By Ylan Q. Mui Washington Post Staff Writer
Tuesday, October 5, 2010; 12:02 AM
American families are scaling back plans to pay for their children’s college education as the stunted economic recovery continues to weigh on household budgets, according to a survey to be released Tuesday that was commissioned by college lender Sallie Mae.
The study, which was conducted by Gallup, found that the percentage of families who planned to make little or no contribution to tuition increased, while the percentage who expected to cover more than half of expenses decreased.
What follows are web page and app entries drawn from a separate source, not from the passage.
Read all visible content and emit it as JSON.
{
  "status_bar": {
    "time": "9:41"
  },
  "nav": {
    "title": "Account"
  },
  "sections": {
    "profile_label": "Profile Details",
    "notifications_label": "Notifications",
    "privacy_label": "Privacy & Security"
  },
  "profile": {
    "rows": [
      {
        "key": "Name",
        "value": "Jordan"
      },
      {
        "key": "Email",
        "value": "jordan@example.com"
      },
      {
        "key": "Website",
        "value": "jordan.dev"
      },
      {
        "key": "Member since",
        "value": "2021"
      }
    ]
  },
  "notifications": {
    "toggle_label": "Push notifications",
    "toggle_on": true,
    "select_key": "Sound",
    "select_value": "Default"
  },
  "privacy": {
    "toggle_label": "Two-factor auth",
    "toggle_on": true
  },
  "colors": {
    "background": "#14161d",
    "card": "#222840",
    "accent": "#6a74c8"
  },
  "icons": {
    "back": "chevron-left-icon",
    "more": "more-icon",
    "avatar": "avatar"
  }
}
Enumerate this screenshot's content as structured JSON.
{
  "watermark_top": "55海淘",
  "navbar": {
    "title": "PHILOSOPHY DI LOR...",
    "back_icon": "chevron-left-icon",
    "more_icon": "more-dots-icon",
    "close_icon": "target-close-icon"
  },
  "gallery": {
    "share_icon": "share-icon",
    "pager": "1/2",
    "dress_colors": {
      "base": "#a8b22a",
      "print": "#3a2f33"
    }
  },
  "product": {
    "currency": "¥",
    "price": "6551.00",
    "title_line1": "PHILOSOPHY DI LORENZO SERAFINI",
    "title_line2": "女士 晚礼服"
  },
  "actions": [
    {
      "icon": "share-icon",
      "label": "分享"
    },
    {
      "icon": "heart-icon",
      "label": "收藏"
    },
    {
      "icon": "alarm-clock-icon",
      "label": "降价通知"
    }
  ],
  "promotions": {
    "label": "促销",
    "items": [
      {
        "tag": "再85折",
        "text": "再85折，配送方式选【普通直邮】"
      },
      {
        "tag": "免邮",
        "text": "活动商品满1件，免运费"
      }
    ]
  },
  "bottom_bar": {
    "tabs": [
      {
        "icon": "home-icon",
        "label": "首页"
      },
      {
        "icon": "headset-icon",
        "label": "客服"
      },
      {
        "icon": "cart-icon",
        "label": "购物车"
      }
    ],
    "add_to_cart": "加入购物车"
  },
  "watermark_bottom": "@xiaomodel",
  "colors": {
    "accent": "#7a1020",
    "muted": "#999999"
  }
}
The trends were particularly pronounced in Hispanic families, where the number who thought they could only pay a little jumped from 12 percent to 35 percent.
In addition, the percentage of families who said the reason they are not socking away money for college is that they cannot afford it rose from 62 percent last year to 68 percent this year.
“They’re adjusting their expectations to the economic conditions, both generally and what they may be experiencing on the individual level,” said Bill Diggins, Gallup’s lead researcher on the survey.
Still, the study found that even though families are financially stressed, saving for college remained a priority. About one-fifth of families reported it as a top financial goal – up from 14 percent last year and on par with those who rank saving for retirement as the priority.